Flowers can be fairly small and plant does not attract much eye attention until a reasonable size with many blooms. Consider this when choosing a location for the plant as you may want to blend it with other plants that will accentuate the flowers and show them off to their best. The sword shaped leaves make a wonderful addition to any garden adding drama amongst more delicate leaves like Astilbes or fern-like foliage. Like most iris type plants the foliage is rarely bothered by disease or insect pests.
Blackberry lilies are particularly fond of dry prairie like conditions. In some prairie states this plant has escaped and naturalized into the prairies where it can be considered invasive. We recommend that you do not plant blackberry lilies near prairie remnants to prevent accidental invasion of native ecology.
Growing Blackberry Lily (Iris domestica) from seed
Germination of seeds can be slow and erratic. In most cases seeds need a period of cold before they can germinate. Many sources recommend stratification before sowing. We have found that keeping the seeds cold for a period of time before sowing will produce germination in most of the seeds. All of our seeds have been refrigerated before shipping. However since germination is erratic we recommend sowing inside so more control can be maintained over the seeds. Sowing indoors also provides for larger plants that may flower in the first year since they have had more time to grow. Seeds can however be planted directly if desired.

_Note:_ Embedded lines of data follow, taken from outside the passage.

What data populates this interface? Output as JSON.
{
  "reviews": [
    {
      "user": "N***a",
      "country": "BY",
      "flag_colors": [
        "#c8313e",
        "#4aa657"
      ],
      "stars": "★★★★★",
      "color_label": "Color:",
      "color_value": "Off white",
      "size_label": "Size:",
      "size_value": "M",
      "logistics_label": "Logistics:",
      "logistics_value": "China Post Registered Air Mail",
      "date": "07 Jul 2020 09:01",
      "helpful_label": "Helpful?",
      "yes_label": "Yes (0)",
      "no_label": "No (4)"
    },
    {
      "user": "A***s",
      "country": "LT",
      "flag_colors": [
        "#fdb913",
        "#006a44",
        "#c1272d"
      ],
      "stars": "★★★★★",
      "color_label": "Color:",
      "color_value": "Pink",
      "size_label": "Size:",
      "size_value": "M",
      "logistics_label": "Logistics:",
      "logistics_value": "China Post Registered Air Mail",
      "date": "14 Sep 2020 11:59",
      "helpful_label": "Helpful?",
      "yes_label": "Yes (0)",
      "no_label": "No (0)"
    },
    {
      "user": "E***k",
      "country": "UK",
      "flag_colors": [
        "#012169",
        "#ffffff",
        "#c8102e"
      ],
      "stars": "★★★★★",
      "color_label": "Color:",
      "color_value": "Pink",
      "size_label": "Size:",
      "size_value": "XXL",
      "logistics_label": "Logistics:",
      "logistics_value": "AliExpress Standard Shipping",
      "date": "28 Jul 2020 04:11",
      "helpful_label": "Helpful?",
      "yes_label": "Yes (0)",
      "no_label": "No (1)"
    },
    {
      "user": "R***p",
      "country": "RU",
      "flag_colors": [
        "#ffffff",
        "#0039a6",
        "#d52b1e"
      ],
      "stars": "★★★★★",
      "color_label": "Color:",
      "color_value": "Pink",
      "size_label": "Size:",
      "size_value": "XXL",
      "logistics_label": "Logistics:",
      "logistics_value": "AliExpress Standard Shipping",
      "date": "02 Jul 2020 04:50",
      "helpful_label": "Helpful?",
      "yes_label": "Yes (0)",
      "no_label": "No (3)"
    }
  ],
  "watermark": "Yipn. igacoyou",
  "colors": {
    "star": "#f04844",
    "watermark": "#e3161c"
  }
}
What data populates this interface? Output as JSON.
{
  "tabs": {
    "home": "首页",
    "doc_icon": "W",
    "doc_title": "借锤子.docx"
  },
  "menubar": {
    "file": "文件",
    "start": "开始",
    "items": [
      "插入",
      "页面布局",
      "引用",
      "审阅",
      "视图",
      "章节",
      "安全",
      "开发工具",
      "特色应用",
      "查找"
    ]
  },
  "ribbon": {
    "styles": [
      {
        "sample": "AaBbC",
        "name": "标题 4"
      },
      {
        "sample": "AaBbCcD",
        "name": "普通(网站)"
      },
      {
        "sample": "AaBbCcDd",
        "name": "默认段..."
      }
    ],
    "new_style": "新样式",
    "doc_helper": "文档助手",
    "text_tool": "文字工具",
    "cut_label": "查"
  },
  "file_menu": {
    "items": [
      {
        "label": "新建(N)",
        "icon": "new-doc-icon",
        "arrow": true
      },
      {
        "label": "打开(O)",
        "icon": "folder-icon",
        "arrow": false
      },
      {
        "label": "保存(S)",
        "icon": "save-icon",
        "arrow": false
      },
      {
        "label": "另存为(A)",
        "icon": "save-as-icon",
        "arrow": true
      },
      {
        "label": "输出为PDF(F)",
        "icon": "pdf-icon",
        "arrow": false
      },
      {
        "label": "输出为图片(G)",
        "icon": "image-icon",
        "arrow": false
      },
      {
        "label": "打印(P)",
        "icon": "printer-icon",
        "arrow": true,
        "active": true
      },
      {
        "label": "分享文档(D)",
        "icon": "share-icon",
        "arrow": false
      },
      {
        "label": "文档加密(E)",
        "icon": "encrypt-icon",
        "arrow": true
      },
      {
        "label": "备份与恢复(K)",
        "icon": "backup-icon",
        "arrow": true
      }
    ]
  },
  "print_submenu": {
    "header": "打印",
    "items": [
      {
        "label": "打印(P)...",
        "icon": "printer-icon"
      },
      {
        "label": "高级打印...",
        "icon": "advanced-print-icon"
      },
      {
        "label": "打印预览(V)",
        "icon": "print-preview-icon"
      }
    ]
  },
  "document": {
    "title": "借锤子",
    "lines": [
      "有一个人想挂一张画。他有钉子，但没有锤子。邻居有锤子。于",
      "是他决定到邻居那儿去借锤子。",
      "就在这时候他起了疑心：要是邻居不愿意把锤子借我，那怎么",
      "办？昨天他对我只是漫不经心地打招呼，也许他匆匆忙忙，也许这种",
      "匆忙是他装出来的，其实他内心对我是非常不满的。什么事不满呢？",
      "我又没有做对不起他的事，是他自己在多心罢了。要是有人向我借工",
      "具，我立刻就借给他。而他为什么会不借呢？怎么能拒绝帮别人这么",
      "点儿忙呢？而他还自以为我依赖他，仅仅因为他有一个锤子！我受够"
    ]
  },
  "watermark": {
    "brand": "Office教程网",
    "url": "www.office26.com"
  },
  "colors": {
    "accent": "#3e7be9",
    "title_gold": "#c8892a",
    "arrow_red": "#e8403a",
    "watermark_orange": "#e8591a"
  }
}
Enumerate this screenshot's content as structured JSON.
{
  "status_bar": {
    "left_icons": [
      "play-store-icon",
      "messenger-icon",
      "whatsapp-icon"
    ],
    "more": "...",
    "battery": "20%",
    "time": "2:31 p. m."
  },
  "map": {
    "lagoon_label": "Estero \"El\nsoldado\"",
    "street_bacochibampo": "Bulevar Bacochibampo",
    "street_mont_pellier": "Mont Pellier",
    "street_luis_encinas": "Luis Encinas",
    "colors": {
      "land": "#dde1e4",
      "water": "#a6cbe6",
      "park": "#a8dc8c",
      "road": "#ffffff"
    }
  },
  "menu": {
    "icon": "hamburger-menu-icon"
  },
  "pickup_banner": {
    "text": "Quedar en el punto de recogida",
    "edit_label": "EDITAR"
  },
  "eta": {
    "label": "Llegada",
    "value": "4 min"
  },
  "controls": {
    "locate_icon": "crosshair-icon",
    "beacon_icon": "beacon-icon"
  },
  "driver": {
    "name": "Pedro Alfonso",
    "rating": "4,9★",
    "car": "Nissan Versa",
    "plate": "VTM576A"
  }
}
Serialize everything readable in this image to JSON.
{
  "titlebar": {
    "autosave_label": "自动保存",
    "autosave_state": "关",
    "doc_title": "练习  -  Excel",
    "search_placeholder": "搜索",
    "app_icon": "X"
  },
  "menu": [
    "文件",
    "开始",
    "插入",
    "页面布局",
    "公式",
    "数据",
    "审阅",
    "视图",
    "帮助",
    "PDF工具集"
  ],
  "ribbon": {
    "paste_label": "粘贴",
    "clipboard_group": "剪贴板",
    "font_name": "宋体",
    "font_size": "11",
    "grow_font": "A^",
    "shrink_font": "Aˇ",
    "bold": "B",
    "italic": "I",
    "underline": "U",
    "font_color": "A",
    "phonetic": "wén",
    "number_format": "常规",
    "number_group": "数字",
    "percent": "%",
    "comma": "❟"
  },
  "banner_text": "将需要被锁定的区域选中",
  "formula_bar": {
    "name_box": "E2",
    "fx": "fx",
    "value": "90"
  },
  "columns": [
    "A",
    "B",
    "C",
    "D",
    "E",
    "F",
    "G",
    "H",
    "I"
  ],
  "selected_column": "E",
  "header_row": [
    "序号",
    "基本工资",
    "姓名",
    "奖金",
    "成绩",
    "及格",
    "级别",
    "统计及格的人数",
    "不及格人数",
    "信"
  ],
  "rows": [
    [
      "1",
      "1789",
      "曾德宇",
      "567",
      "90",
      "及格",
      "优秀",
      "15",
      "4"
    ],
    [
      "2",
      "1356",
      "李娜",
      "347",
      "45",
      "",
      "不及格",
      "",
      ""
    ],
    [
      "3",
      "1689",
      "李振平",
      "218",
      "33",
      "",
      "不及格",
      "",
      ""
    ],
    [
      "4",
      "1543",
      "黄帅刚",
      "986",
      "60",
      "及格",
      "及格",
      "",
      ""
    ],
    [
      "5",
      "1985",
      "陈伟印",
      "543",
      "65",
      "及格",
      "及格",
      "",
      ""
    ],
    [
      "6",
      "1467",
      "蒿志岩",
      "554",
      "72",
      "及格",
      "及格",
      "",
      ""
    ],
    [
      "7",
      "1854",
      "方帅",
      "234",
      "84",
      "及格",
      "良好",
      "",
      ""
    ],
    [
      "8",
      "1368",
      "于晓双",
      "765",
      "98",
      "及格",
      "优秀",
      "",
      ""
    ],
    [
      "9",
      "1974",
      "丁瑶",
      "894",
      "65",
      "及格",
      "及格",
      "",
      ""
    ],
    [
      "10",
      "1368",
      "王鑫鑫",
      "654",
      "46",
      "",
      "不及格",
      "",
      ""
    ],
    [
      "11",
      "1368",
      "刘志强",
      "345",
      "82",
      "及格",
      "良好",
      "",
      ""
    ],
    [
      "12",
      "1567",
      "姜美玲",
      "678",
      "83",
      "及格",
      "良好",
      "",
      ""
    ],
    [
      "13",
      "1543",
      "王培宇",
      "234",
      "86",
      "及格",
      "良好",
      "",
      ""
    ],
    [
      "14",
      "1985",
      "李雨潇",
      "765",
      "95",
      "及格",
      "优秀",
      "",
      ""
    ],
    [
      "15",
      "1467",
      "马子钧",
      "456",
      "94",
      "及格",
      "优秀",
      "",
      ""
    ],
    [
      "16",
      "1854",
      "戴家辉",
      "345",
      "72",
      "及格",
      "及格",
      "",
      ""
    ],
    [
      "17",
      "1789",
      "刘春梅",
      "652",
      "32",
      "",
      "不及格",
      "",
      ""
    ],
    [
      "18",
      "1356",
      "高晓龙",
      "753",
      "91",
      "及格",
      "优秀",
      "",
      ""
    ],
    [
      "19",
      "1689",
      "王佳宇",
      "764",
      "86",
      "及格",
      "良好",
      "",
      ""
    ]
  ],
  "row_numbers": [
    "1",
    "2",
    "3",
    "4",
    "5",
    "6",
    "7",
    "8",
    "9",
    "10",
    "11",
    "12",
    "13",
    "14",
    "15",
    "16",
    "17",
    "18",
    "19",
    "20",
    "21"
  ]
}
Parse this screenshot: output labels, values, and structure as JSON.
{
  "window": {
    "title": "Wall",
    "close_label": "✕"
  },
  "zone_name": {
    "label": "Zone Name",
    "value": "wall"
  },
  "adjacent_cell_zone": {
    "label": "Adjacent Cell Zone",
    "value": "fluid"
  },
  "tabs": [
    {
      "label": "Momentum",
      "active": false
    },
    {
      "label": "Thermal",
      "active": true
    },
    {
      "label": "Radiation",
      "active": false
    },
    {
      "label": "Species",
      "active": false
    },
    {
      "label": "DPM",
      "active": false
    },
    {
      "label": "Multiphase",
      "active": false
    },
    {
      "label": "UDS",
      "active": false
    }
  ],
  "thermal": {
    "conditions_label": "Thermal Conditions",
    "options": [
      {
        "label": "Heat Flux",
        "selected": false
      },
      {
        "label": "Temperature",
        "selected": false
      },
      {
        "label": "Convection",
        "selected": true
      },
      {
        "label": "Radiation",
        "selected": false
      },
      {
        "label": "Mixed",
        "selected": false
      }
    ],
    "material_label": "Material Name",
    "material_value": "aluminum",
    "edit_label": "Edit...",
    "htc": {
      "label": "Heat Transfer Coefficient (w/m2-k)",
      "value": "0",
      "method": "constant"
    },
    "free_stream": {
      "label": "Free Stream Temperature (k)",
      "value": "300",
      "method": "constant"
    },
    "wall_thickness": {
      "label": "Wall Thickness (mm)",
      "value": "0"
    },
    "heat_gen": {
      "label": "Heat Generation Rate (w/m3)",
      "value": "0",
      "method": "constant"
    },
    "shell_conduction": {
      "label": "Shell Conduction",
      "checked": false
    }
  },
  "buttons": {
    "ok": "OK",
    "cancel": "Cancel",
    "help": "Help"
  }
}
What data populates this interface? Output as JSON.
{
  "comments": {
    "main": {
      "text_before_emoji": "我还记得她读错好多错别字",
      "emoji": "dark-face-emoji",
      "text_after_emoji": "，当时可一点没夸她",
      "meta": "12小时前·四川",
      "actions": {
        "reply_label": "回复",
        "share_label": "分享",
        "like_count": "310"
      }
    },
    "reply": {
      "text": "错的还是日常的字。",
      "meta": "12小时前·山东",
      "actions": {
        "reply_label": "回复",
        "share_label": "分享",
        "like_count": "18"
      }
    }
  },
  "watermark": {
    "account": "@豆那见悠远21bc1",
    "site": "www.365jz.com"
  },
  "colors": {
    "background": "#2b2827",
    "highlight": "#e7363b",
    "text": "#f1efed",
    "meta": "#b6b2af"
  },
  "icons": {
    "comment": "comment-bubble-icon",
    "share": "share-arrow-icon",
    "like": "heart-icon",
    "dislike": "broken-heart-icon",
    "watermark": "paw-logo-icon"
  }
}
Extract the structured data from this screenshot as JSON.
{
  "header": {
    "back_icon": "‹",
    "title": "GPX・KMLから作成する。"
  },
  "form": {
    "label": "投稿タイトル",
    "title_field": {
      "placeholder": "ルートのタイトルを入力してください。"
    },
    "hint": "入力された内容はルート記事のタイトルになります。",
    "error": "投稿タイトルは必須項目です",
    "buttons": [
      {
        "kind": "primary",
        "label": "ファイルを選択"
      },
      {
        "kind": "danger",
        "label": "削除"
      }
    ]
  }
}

Sowing outside. Seeds can be sown in the fall for spring germination or early spring either when the ground is first workable or after frost has passed. Cover seed to about ¼" and water well until seedling are large enough to combat any small weeds alone. Since germination can be erratic weeds need to be removed from the area for a prolonged period of time. Seeds sown the previous winter may flower the first year, but spring sown seed mostly do not.
Sowing inside. Plant seeds in small individual pots or large cell seed tray in mid to late winter. Germination can be erratic so the ability to move plants individually without disturbing smaller or as yet ungerminated plants is best. Grow in pots until seedlings have at least two leaves about two inches long. Place outside to harden off before planting out in desired location. For details on seeding see our general growing instructions.
Medical Uses of Blackberry Lily (Iris domestica).
Blackberry lily rhizomes have long been used in Chinese medicine to treat a variety of diseases, most commonly sore throat, tonsillitis, bronchitis, malaria, cough, asthma, mastitis, acute hepatitis and gonorrhea. Its compounds strongly inhibit common pathogenic fungi, as well as some viruses, such as adenovirus and ECHO11 in cold and throat disorders. It has anti-inflammatory, antipyretic and analgesic effects as well as producing a significant diuretic effect. From the Chinese medicine perspective it clears heat, removing toxicity, reducing swelling and relieving coughs especially if accompanied by heavy phlegm. Recent studies have shown possibilities for use in treatment of certain cancers of the prostate and lung.
The seed branches can be used to great effect in dried flower arrangements.
What is blackberry lily?
Well its not a blackberry and its not really a lily either. Its actually more of an iris. The leaves are very iris like, while the flowers do look more like a lily and the fruits do resemble blackberries albeit rather large ones. This is a unique plant with no other close relatives and is the sole species of the genus Belamcanda. The flowers although they look like lilies have only three stamens while lilies have 6. For some considerable while it has been a dilemma for botanists. Recent DNA sequencing has finally determined that this plant is far more Iris than lily thus it has been moved from its original family to the iris family and given a new nameIris domestica. This name was chosen since Iris chinensis had already been taken. While accepted by many gardeners and botanists the plant is still referred to by its original name by many who are used to the older name.
leopard lily, leopard flower, Freckle Face, Belamcanda Lily, Belamcanda Rhizome, Rhizoma Belamcandae, Shegan,